Top of The data

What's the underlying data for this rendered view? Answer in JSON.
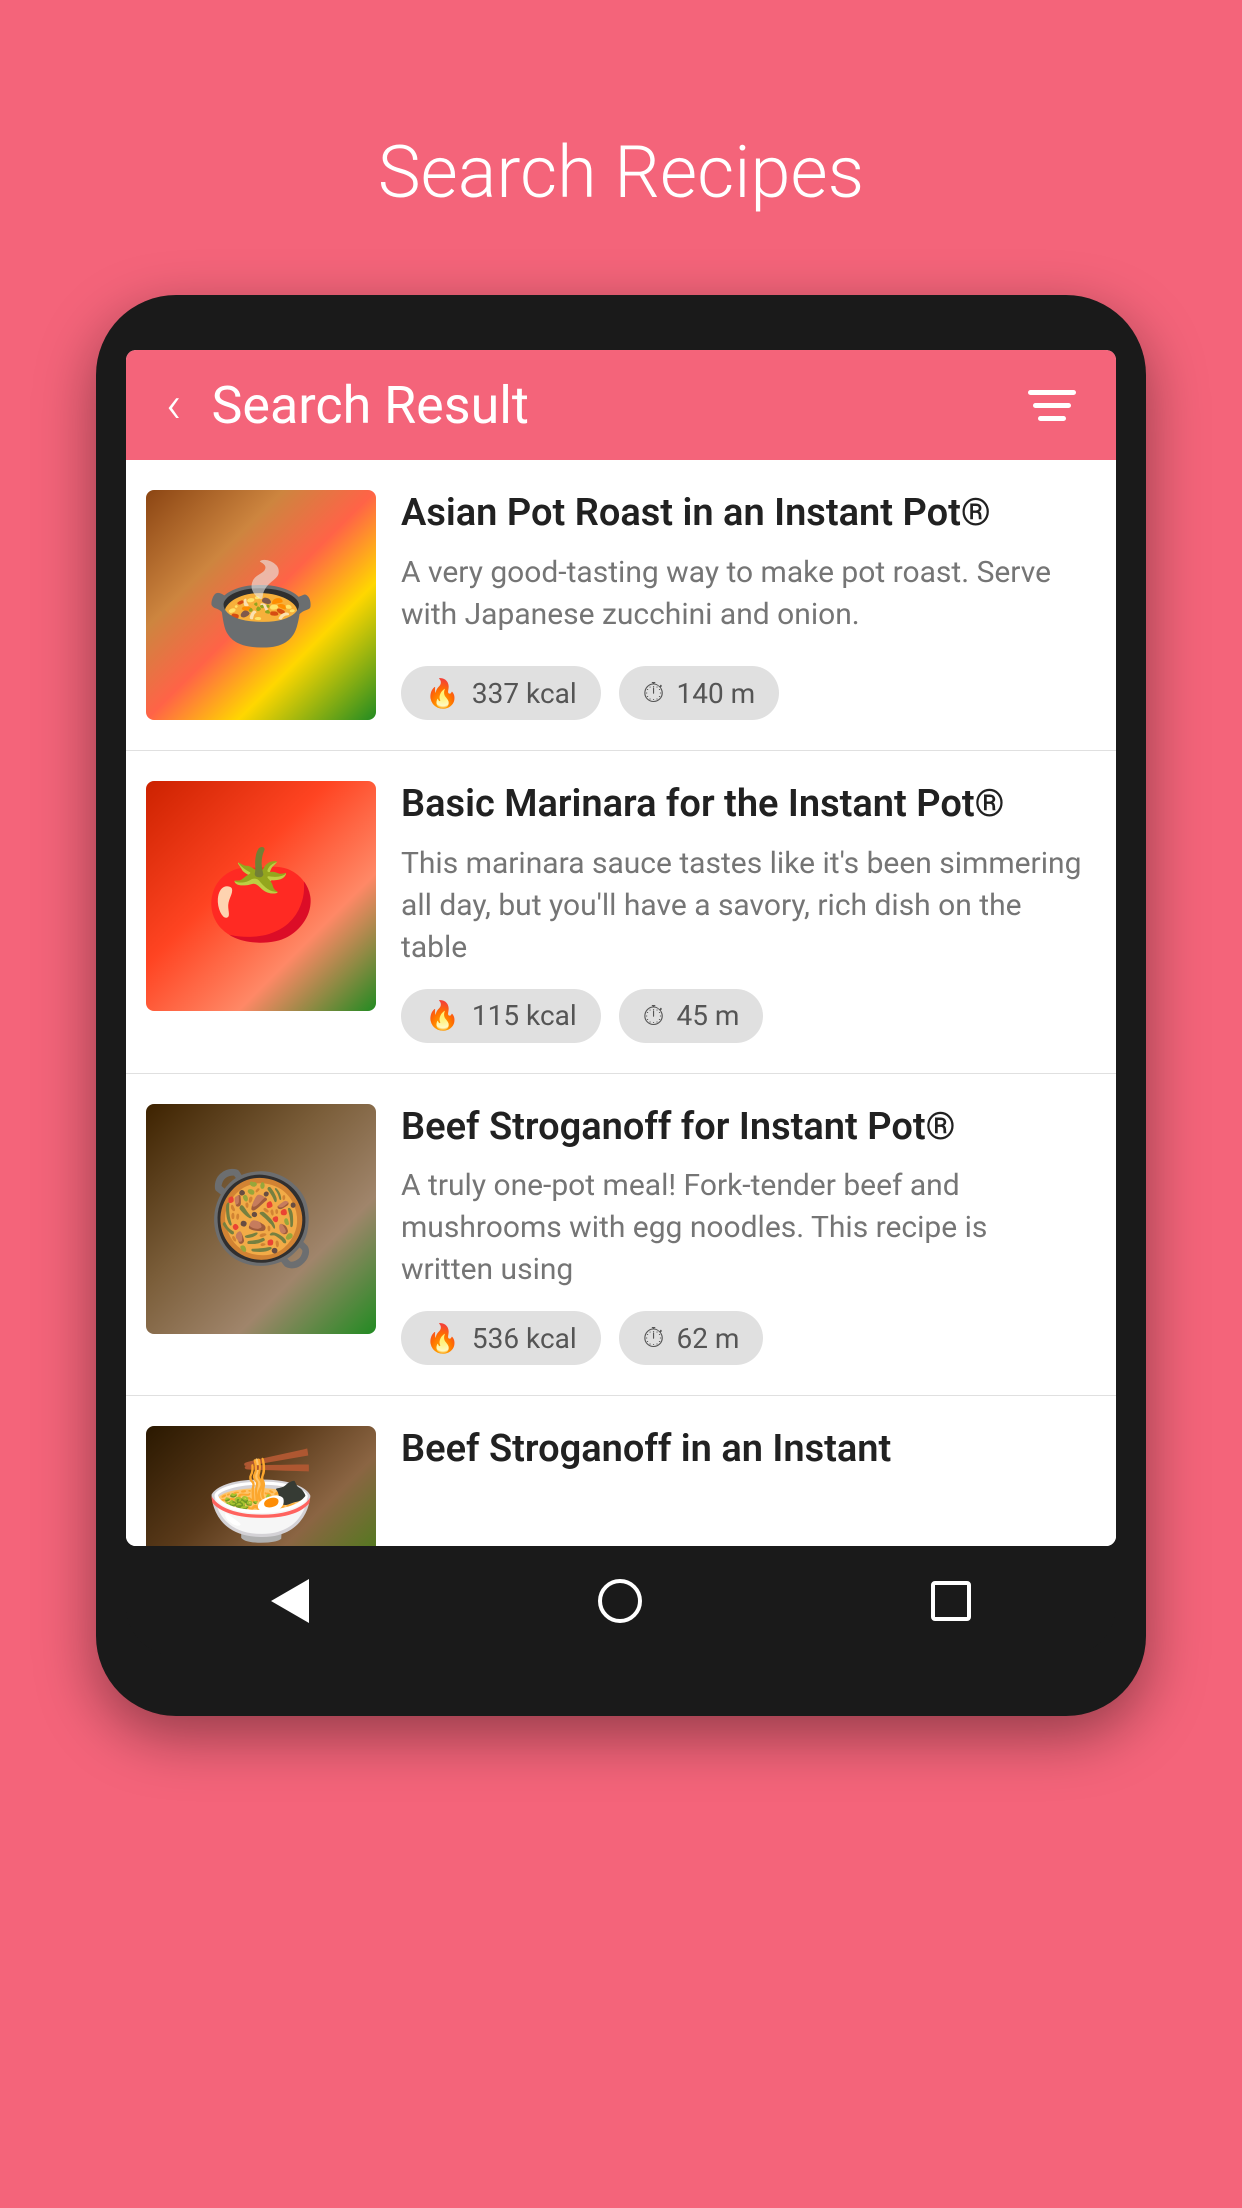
{
  "pageTitle": "Search Recipes",
  "appBar": {
    "backLabel": "‹",
    "title": "Search Result"
  },
  "recipes": [
    {
      "id": "asian-pot-roast",
      "title": "Asian Pot Roast in an Instant Pot®",
      "description": "A very good-tasting way to make pot roast. Serve with Japanese zucchini and onion.",
      "kcal": "337 kcal",
      "time": "140 m",
      "thumbClass": "thumb-asian"
    },
    {
      "id": "basic-marinara",
      "title": "Basic Marinara for the Instant Pot®",
      "description": "This marinara sauce tastes like it's been simmering all day, but you'll have a savory, rich dish on the table",
      "kcal": "115 kcal",
      "time": "45 m",
      "thumbClass": "thumb-marinara"
    },
    {
      "id": "beef-stroganoff-ip",
      "title": "Beef Stroganoff for Instant Pot®",
      "description": "A truly one-pot meal! Fork-tender beef and mushrooms with egg noodles. This recipe is written using",
      "kcal": "536 kcal",
      "time": "62 m",
      "thumbClass": "thumb-stroganoff"
    },
    {
      "id": "beef-stroganoff-instant",
      "title": "Beef Stroganoff in an Instant",
      "description": "",
      "kcal": "",
      "time": "",
      "thumbClass": "thumb-stroganoff2",
      "partial": true
    }
  ],
  "icons": {
    "flame": "🔥",
    "clock": "⏱"
  },
  "navBar": {
    "back": "back",
    "home": "home",
    "recent": "recent"
  }
}
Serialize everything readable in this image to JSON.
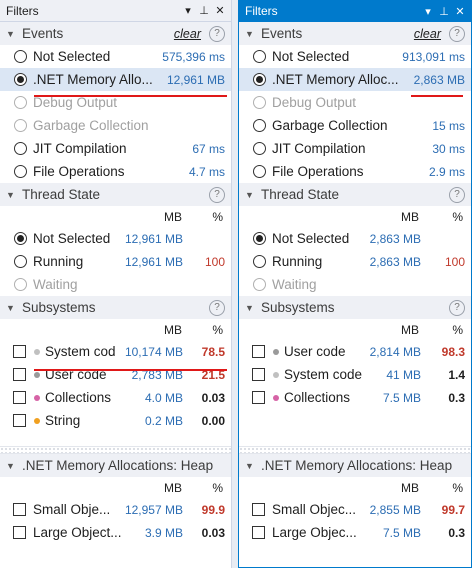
{
  "left": {
    "title": "Filters",
    "events": {
      "header": "Events",
      "clear": "clear",
      "help": "?",
      "items": [
        {
          "label": "Not Selected",
          "value": "575,396 ms",
          "state": "normal",
          "checked": false
        },
        {
          "label": ".NET Memory Allo...",
          "value": "12,961 MB",
          "state": "normal",
          "checked": true
        },
        {
          "label": "Debug Output",
          "value": "",
          "state": "disabled",
          "checked": false
        },
        {
          "label": "Garbage Collection",
          "value": "",
          "state": "disabled",
          "checked": false
        },
        {
          "label": "JIT Compilation",
          "value": "67 ms",
          "state": "normal",
          "checked": false
        },
        {
          "label": "File Operations",
          "value": "4.7 ms",
          "state": "normal",
          "checked": false
        }
      ]
    },
    "thread": {
      "header": "Thread State",
      "help": "?",
      "col_mb": "MB",
      "col_pct": "%",
      "items": [
        {
          "label": "Not Selected",
          "mb": "12,961 MB",
          "pct": "",
          "checked": true,
          "disabled": false
        },
        {
          "label": "Running",
          "mb": "12,961 MB",
          "pct": "100",
          "checked": false,
          "disabled": false
        },
        {
          "label": "Waiting",
          "mb": "",
          "pct": "",
          "checked": false,
          "disabled": true
        }
      ]
    },
    "subsystems": {
      "header": "Subsystems",
      "help": "?",
      "col_mb": "MB",
      "col_pct": "%",
      "items": [
        {
          "label": "System cod",
          "mb": "10,174 MB",
          "pct": "78.5",
          "dot": "#c0c0c0",
          "pct_color": "red"
        },
        {
          "label": "User code",
          "mb": "2,783 MB",
          "pct": "21.5",
          "dot": "#9a9a9a",
          "pct_color": "red"
        },
        {
          "label": "Collections",
          "mb": "4.0 MB",
          "pct": "0.03",
          "dot": "#d663a6",
          "pct_color": "black"
        },
        {
          "label": "String",
          "mb": "0.2 MB",
          "pct": "0.00",
          "dot": "#f0a020",
          "pct_color": "black"
        }
      ]
    },
    "heap": {
      "header": ".NET Memory Allocations: Heap",
      "col_mb": "MB",
      "col_pct": "%",
      "items": [
        {
          "label": "Small Obje...",
          "mb": "12,957 MB",
          "pct": "99.9",
          "pct_color": "red"
        },
        {
          "label": "Large Object...",
          "mb": "3.9 MB",
          "pct": "0.03",
          "pct_color": "black"
        }
      ]
    }
  },
  "right": {
    "title": "Filters",
    "events": {
      "header": "Events",
      "clear": "clear",
      "help": "?",
      "items": [
        {
          "label": "Not Selected",
          "value": "913,091 ms",
          "state": "normal",
          "checked": false
        },
        {
          "label": ".NET Memory Alloc...",
          "value": "2,863 MB",
          "state": "normal",
          "checked": true
        },
        {
          "label": "Debug Output",
          "value": "",
          "state": "disabled",
          "checked": false
        },
        {
          "label": "Garbage Collection",
          "value": "15 ms",
          "state": "normal",
          "checked": false
        },
        {
          "label": "JIT Compilation",
          "value": "30 ms",
          "state": "normal",
          "checked": false
        },
        {
          "label": "File Operations",
          "value": "2.9 ms",
          "state": "normal",
          "checked": false
        }
      ]
    },
    "thread": {
      "header": "Thread State",
      "help": "?",
      "col_mb": "MB",
      "col_pct": "%",
      "items": [
        {
          "label": "Not Selected",
          "mb": "2,863 MB",
          "pct": "",
          "checked": true,
          "disabled": false
        },
        {
          "label": "Running",
          "mb": "2,863 MB",
          "pct": "100",
          "checked": false,
          "disabled": false
        },
        {
          "label": "Waiting",
          "mb": "",
          "pct": "",
          "checked": false,
          "disabled": true
        }
      ]
    },
    "subsystems": {
      "header": "Subsystems",
      "help": "?",
      "col_mb": "MB",
      "col_pct": "%",
      "items": [
        {
          "label": "User code",
          "mb": "2,814 MB",
          "pct": "98.3",
          "dot": "#9a9a9a",
          "pct_color": "red"
        },
        {
          "label": "System code",
          "mb": "41 MB",
          "pct": "1.4",
          "dot": "#c0c0c0",
          "pct_color": "black"
        },
        {
          "label": "Collections",
          "mb": "7.5 MB",
          "pct": "0.3",
          "dot": "#d663a6",
          "pct_color": "black"
        }
      ]
    },
    "heap": {
      "header": ".NET Memory Allocations: Heap",
      "col_mb": "MB",
      "col_pct": "%",
      "items": [
        {
          "label": "Small Objec...",
          "mb": "2,855 MB",
          "pct": "99.7",
          "pct_color": "red"
        },
        {
          "label": "Large Objec...",
          "mb": "7.5 MB",
          "pct": "0.3",
          "pct_color": "black"
        }
      ]
    }
  },
  "colors": {
    "accent": "#007acc",
    "value_blue": "#2c6db3",
    "red": "#c0392b",
    "underline_red": "#e01818",
    "selected_row": "#dbe6f4"
  }
}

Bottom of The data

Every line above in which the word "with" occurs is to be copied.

Exercise solution.
      "description": "A very good-tasting way to make pot roast. Serve with Japanese zucchini and onion.",
      "description": "A truly one-pot meal! Fork-tender beef and mushrooms with egg noodles. This recipe is written using",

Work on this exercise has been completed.